Output every entry exactly as written, skipping any pictures.

(Given data)
————————
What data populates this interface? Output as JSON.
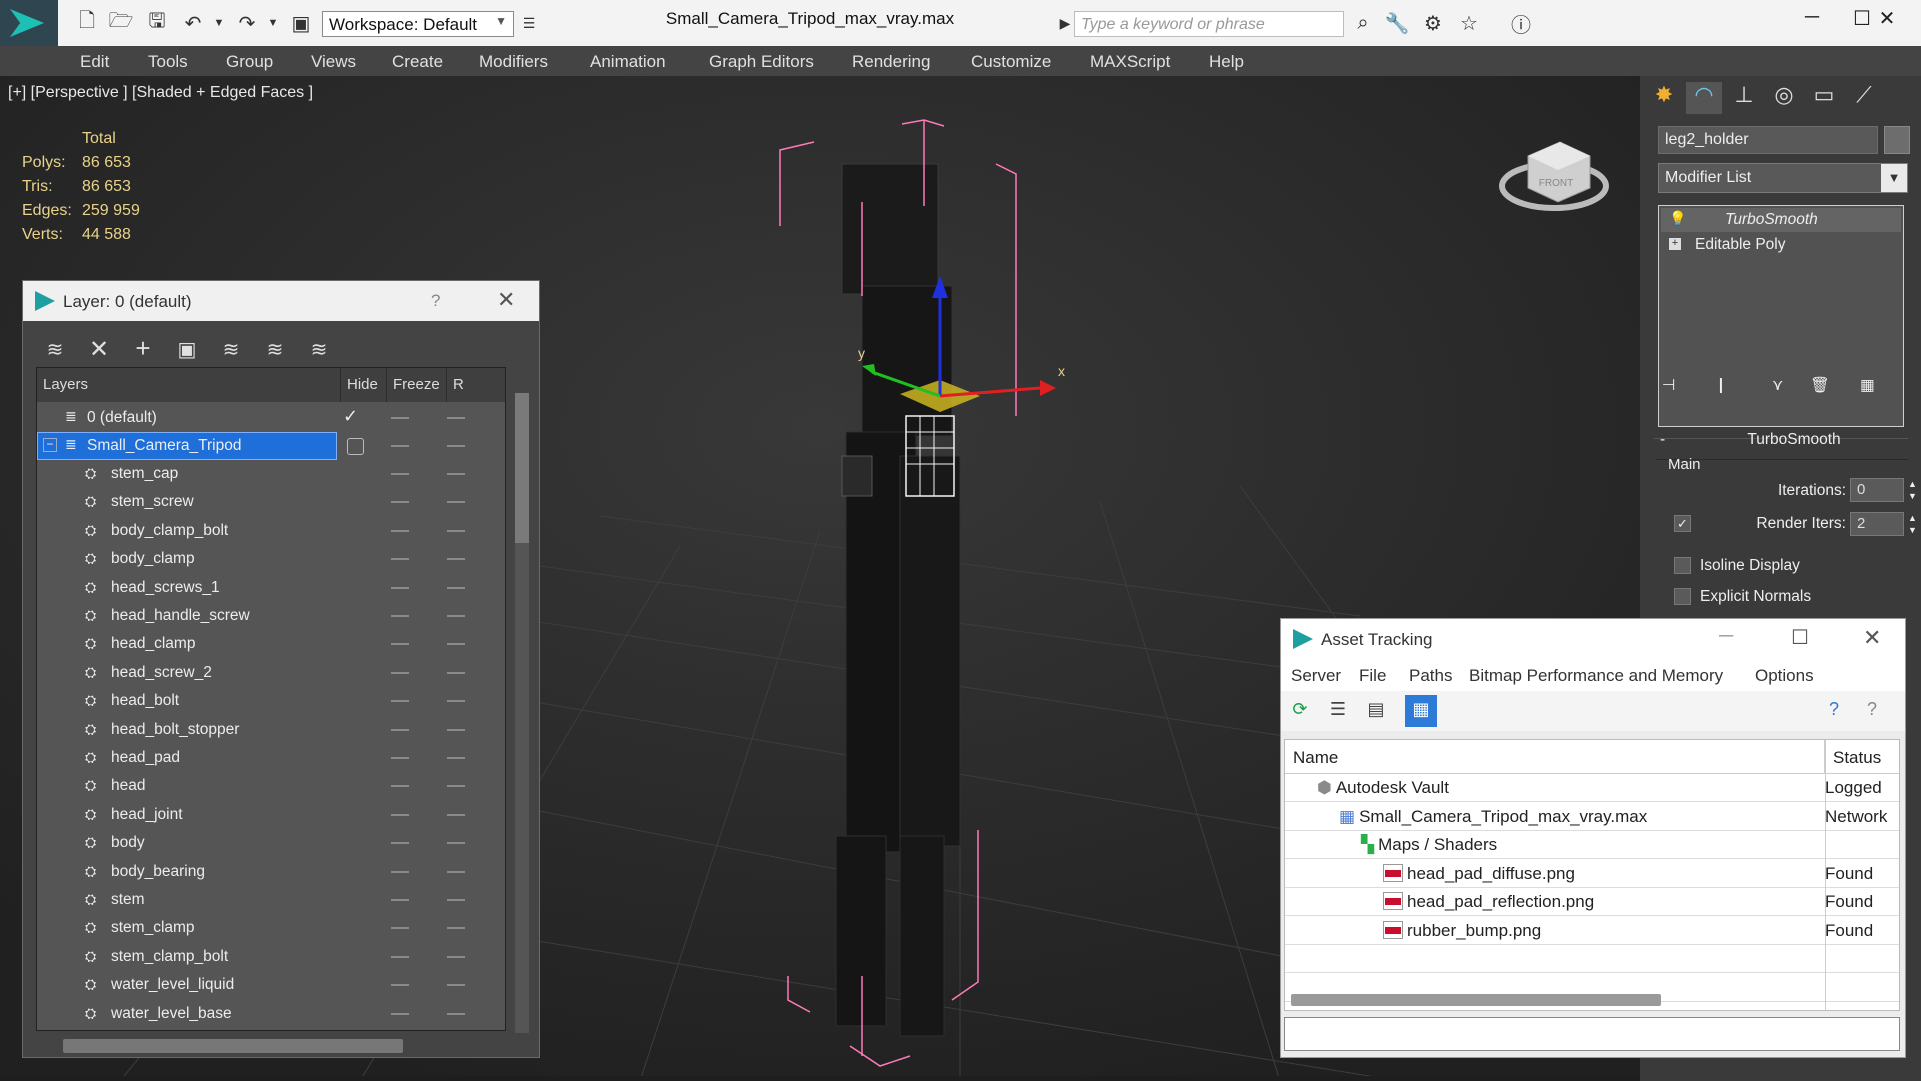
{
  "titlebar": {
    "workspace": "Workspace: Default",
    "file_title": "Small_Camera_Tripod_max_vray.max",
    "search_placeholder": "Type a keyword or phrase"
  },
  "menu": [
    "Edit",
    "Tools",
    "Group",
    "Views",
    "Create",
    "Modifiers",
    "Animation",
    "Graph Editors",
    "Rendering",
    "Customize",
    "MAXScript",
    "Help"
  ],
  "viewport": {
    "label": "[+] [Perspective ] [Shaded + Edged Faces ]",
    "stats_header": "Total",
    "stats": [
      {
        "label": "Polys:",
        "value": "86 653"
      },
      {
        "label": "Tris:",
        "value": "86 653"
      },
      {
        "label": "Edges:",
        "value": "259 959"
      },
      {
        "label": "Verts:",
        "value": "44 588"
      }
    ],
    "axis_x": "x",
    "axis_y": "y",
    "viewcube_label": "FRONT"
  },
  "layer_dialog": {
    "title": "Layer: 0 (default)",
    "help": "?",
    "columns": {
      "layers": "Layers",
      "hide": "Hide",
      "freeze": "Freeze",
      "render": "R"
    },
    "default_layer": "0 (default)",
    "active_layer": "Small_Camera_Tripod",
    "objects": [
      "stem_cap",
      "stem_screw",
      "body_clamp_bolt",
      "body_clamp",
      "head_screws_1",
      "head_handle_screw",
      "head_clamp",
      "head_screw_2",
      "head_bolt",
      "head_bolt_stopper",
      "head_pad",
      "head",
      "head_joint",
      "body",
      "body_bearing",
      "stem",
      "stem_clamp",
      "stem_clamp_bolt",
      "water_level_liquid",
      "water_level_base"
    ]
  },
  "command_panel": {
    "object_name": "leg2_holder",
    "modifier_list": "Modifier List",
    "stack": [
      "TurboSmooth",
      "Editable Poly"
    ],
    "rollout_title": "TurboSmooth",
    "group_main": "Main",
    "iterations_label": "Iterations:",
    "iterations_value": "0",
    "render_iters_label": "Render Iters:",
    "render_iters_value": "2",
    "render_iters_checked": true,
    "isoline_label": "Isoline Display",
    "isoline_checked": false,
    "explicit_normals_label": "Explicit Normals",
    "explicit_normals_checked": false,
    "collapse": "-"
  },
  "asset_tracking": {
    "title": "Asset Tracking",
    "menu": [
      "Server",
      "File",
      "Paths",
      "Bitmap Performance and Memory",
      "Options"
    ],
    "col_name": "Name",
    "col_status": "Status",
    "rows": [
      {
        "name": "Autodesk Vault",
        "status": "Logged",
        "indent": 1,
        "icon": "vault-icon"
      },
      {
        "name": "Small_Camera_Tripod_max_vray.max",
        "status": "Network",
        "indent": 2,
        "icon": "max-file-icon"
      },
      {
        "name": "Maps / Shaders",
        "status": "",
        "indent": 3,
        "icon": "maps-icon"
      },
      {
        "name": "head_pad_diffuse.png",
        "status": "Found",
        "indent": 4,
        "icon": "png-icon"
      },
      {
        "name": "head_pad_reflection.png",
        "status": "Found",
        "indent": 4,
        "icon": "png-icon"
      },
      {
        "name": "rubber_bump.png",
        "status": "Found",
        "indent": 4,
        "icon": "png-icon"
      }
    ]
  },
  "colors": {
    "selection_blue": "#1e6fd9",
    "bounding_box": "#ff7ab8",
    "stats_text": "#e8d38a"
  }
}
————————
(Response to this exercise)
What data populates this interface? Output as JSON.
{
  "titlebar": {
    "workspace": "Workspace: Default",
    "file_title": "Small_Camera_Tripod_max_vray.max",
    "search_placeholder": "Type a keyword or phrase"
  },
  "menu": [
    "Edit",
    "Tools",
    "Group",
    "Views",
    "Create",
    "Modifiers",
    "Animation",
    "Graph Editors",
    "Rendering",
    "Customize",
    "MAXScript",
    "Help"
  ],
  "viewport": {
    "label": "[+] [Perspective ] [Shaded + Edged Faces ]",
    "stats_header": "Total",
    "stats": [
      {
        "label": "Polys:",
        "value": "86 653"
      },
      {
        "label": "Tris:",
        "value": "86 653"
      },
      {
        "label": "Edges:",
        "value": "259 959"
      },
      {
        "label": "Verts:",
        "value": "44 588"
      }
    ],
    "axis_x": "x",
    "axis_y": "y",
    "viewcube_label": "FRONT"
  },
  "layer_dialog": {
    "title": "Layer: 0 (default)",
    "help": "?",
    "columns": {
      "layers": "Layers",
      "hide": "Hide",
      "freeze": "Freeze",
      "render": "R"
    },
    "default_layer": "0 (default)",
    "active_layer": "Small_Camera_Tripod",
    "objects": [
      "stem_cap",
      "stem_screw",
      "body_clamp_bolt",
      "body_clamp",
      "head_screws_1",
      "head_handle_screw",
      "head_clamp",
      "head_screw_2",
      "head_bolt",
      "head_bolt_stopper",
      "head_pad",
      "head",
      "head_joint",
      "body",
      "body_bearing",
      "stem",
      "stem_clamp",
      "stem_clamp_bolt",
      "water_level_liquid",
      "water_level_base"
    ]
  },
  "command_panel": {
    "object_name": "leg2_holder",
    "modifier_list": "Modifier List",
    "stack": [
      "TurboSmooth",
      "Editable Poly"
    ],
    "rollout_title": "TurboSmooth",
    "group_main": "Main",
    "iterations_label": "Iterations:",
    "iterations_value": "0",
    "render_iters_label": "Render Iters:",
    "render_iters_value": "2",
    "render_iters_checked": true,
    "isoline_label": "Isoline Display",
    "isoline_checked": false,
    "explicit_normals_label": "Explicit Normals",
    "explicit_normals_checked": false,
    "collapse": "-"
  },
  "asset_tracking": {
    "title": "Asset Tracking",
    "menu": [
      "Server",
      "File",
      "Paths",
      "Bitmap Performance and Memory",
      "Options"
    ],
    "col_name": "Name",
    "col_status": "Status",
    "rows": [
      {
        "name": "Autodesk Vault",
        "status": "Logged",
        "indent": 1,
        "icon": "vault-icon"
      },
      {
        "name": "Small_Camera_Tripod_max_vray.max",
        "status": "Network",
        "indent": 2,
        "icon": "max-file-icon"
      },
      {
        "name": "Maps / Shaders",
        "status": "",
        "indent": 3,
        "icon": "maps-icon"
      },
      {
        "name": "head_pad_diffuse.png",
        "status": "Found",
        "indent": 4,
        "icon": "png-icon"
      },
      {
        "name": "head_pad_reflection.png",
        "status": "Found",
        "indent": 4,
        "icon": "png-icon"
      },
      {
        "name": "rubber_bump.png",
        "status": "Found",
        "indent": 4,
        "icon": "png-icon"
      }
    ]
  },
  "colors": {
    "selection_blue": "#1e6fd9",
    "bounding_box": "#ff7ab8",
    "stats_text": "#e8d38a"
  }
}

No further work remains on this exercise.